Kathleen Urichuk, B.Ed., MScSLP Thesis Student, with Karen E. Pollock, Ph.D., CCC-SLP, Thesis Supervisor (University of Alberta)
Recent research has shown that the majority of children adopted from China as infants or toddlers “catch up” quickly and show language skills comparable to those of non-adopted peers during the preschool years. However, little research exists concerning the long-term outcomes for these children as they enter school and begin to use language for learning.
This study was developed in response to questions about the language and academic skills of children who were adopted from China as infants or toddlers. The study is similar to one recently published by Glennen & Bright (2005), which included children adopted from Eastern Europe. The purpose of the study is to determine whether children adopted from China have language and academic skills comparable to non-adopted peers during the elementary school years. The study has been approved by the Health Research Ethics Board at the University of Alberta.
Update February 2007: Surveys have been completed by 75 participants, and analyses are underway. A summary of results will be posted when available.
Speech and Language Development in Children Adopted from Haiti

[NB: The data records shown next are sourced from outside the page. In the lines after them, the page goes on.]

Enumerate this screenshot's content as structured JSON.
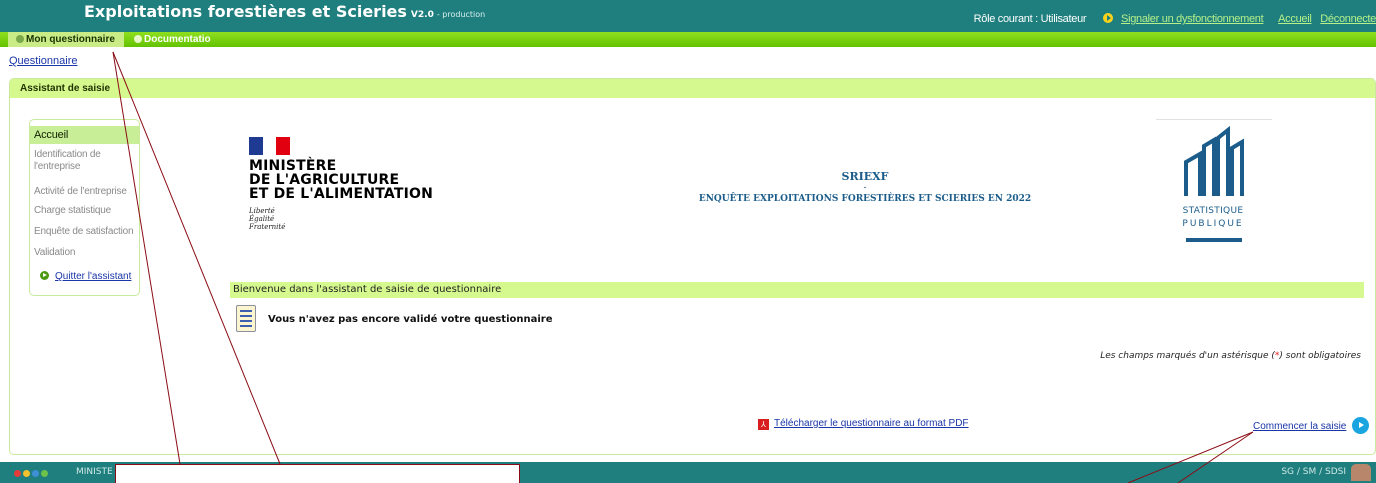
{
  "header": {
    "app_title": "Exploitations forestières et Scieries",
    "version": "V2.0",
    "environment": "- production",
    "role": "Rôle courant : Utilisateur",
    "report_issue": "Signaler un dysfonctionnement",
    "home": "Accueil",
    "logout": "Déconnecte"
  },
  "menu": {
    "items": [
      {
        "label": "Mon questionnaire"
      },
      {
        "label": "Documentatio"
      }
    ]
  },
  "breadcrumb": "Questionnaire",
  "panel": {
    "title": "Assistant de saisie"
  },
  "sidebar": {
    "items": [
      {
        "label": "Accueil"
      },
      {
        "label": "Identification de l'entreprise"
      },
      {
        "label": "Activité de l'entreprise"
      },
      {
        "label": "Charge statistique"
      },
      {
        "label": "Enquête de satisfaction"
      },
      {
        "label": "Validation"
      }
    ],
    "quit": "Quitter l'assistant"
  },
  "ministry": {
    "line1": "MINISTÈRE",
    "line2": "DE L'AGRICULTURE",
    "line3": "ET DE L'ALIMENTATION",
    "motto1": "Liberté",
    "motto2": "Égalité",
    "motto3": "Fraternité"
  },
  "survey": {
    "code": "SRIEXF",
    "separator": "-",
    "title": "ENQUÊTE EXPLOITATIONS FORESTIÈRES ET SCIERIES EN 2022"
  },
  "stat_logo": {
    "line1": "STATISTIQUE",
    "line2": "PUBLIQUE"
  },
  "main": {
    "welcome": "Bienvenue dans l'assistant de saisie de questionnaire",
    "not_validated": "Vous n'avez pas encore validé votre questionnaire",
    "required_prefix": "Les champs marqués d'un astérisque (",
    "required_star": "*",
    "required_suffix": ") sont obligatoires",
    "pdf_link": "Télécharger le questionnaire au format PDF",
    "start_link": "Commencer la saisie"
  },
  "footer": {
    "left": "MINISTE",
    "right": "SG / SM / SDSI"
  },
  "colors": {
    "header": "#1f7f7e",
    "menu_green": "#62c200",
    "panel_green": "#d5f98e",
    "link": "#1a35a8",
    "callout": "#8b0c14"
  }
}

Karen Pollock, Katherine G. Chattaway, Sharon Fast, Madeleine Reay, & Caroline Zmijewski (University of Alberta)
Most research on speech and language development in internationally adopted children has focused on children adopted from Eastern Europe and China, who represent the largest groups of internationally adopted children in North America. It is not known whether the results of these studies are generalizable to children adopted from other countries. In Canada, adoptions from China predominate, representing over 50% of all international adoptions in 2003. However, in Alberta, the number of adoptions from Haiti has been roughly equivalent to the number of adoptions from China since 2001 (statistics by province were not available prior to 2001). However, there has been no research on children adopted from Haiti. Like children from China and Eastern Europe, most children adopted from Haiti lived in orphanages prior to adoption and experience an abrupt switch in language environment at time of adoption. But differences in quality of orphanage care, language of birth country (French or French Creole) and health status of children from Haiti might influence their English language development differently.

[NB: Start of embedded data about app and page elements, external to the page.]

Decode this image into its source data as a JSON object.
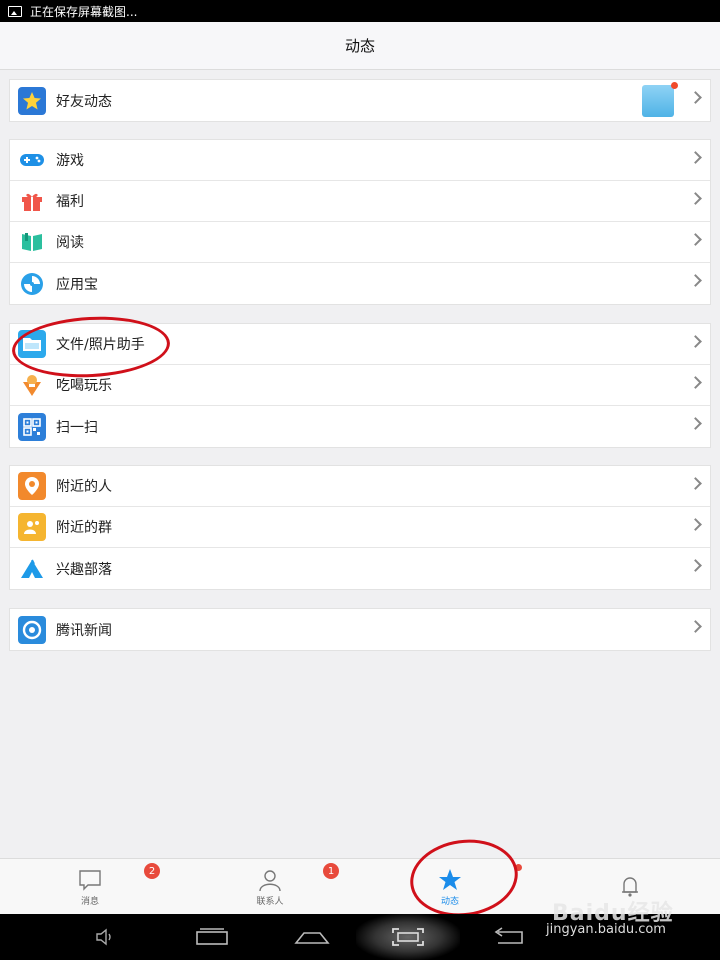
{
  "statusbar": {
    "text": "正在保存屏幕截图..."
  },
  "header": {
    "title": "动态"
  },
  "groups": [
    {
      "items": [
        {
          "label": "好友动态",
          "icon": "star-icon"
        }
      ]
    },
    {
      "items": [
        {
          "label": "游戏",
          "icon": "gamepad-icon"
        },
        {
          "label": "福利",
          "icon": "gift-icon"
        },
        {
          "label": "阅读",
          "icon": "book-icon"
        },
        {
          "label": "应用宝",
          "icon": "app-store-icon"
        }
      ]
    },
    {
      "items": [
        {
          "label": "文件/照片助手",
          "icon": "folder-icon"
        },
        {
          "label": "吃喝玩乐",
          "icon": "food-icon"
        },
        {
          "label": "扫一扫",
          "icon": "qrcode-icon"
        }
      ]
    },
    {
      "items": [
        {
          "label": "附近的人",
          "icon": "location-pin-icon"
        },
        {
          "label": "附近的群",
          "icon": "group-location-icon"
        },
        {
          "label": "兴趣部落",
          "icon": "tent-icon"
        }
      ]
    },
    {
      "items": [
        {
          "label": "腾讯新闻",
          "icon": "news-icon"
        }
      ]
    }
  ],
  "tabs": [
    {
      "label": "消息",
      "icon": "chat-icon",
      "badge": "2"
    },
    {
      "label": "联系人",
      "icon": "contact-icon",
      "badge": "1"
    },
    {
      "label": "动态",
      "icon": "star-icon",
      "active": true
    },
    {
      "label": "",
      "icon": "bell-icon"
    }
  ],
  "watermark": {
    "logo": "Baidu经验",
    "url": "jingyan.baidu.com"
  },
  "colors": {
    "accent": "#1a8cea",
    "badge": "#e84a3c",
    "annotation": "#d0101a"
  }
}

This study was designed to examine the English speech and language skills in young (2 1/2 to 8 yr old) children who were adopted from Haiti as infants or toddlers. The method was similar to that used in Roberts et al. (2005) study of preschoolers adopted from China. Specifically, we wanted to know, “How do preschool-aged children adopted from Haiti as infants/toddlers perform on common measures of English speech and language development after one or more years of exposure to English in their permanent homes?”
Seventeen children 10 boys, 7 girls) between 2 1/2 and 7 years of age (avg age = 4 1/2 yrs) participated. They had been in their permanent homes in Canada for 1 to 5 years. Children were assessed using a battery of commonly used tests speech-language development. In addition, each child was given a hearing screening and a recording of their spontaneous speech during a play session was recorded. Information on adoption history, health, and general development was obtained via parent questionnaires. Data collection is now complete, and the analysis of test results is underway. According to the standardized test results, only 3 (18%) of the children scored below average on 2 or more tests. Interestingly, 5 (29%) of the children scored above average on 2 or more tests. Gender, age at time of adoption, and length of time in the permanent home were not strongly correlated with total language test scores. The low-scoring children appeared to have more difficulty with grammatical skills than with vocabulary skills, and on the whole articulation (speech sound production) skills were a strength. Additional analyses are currently underway, and will be reported here when available.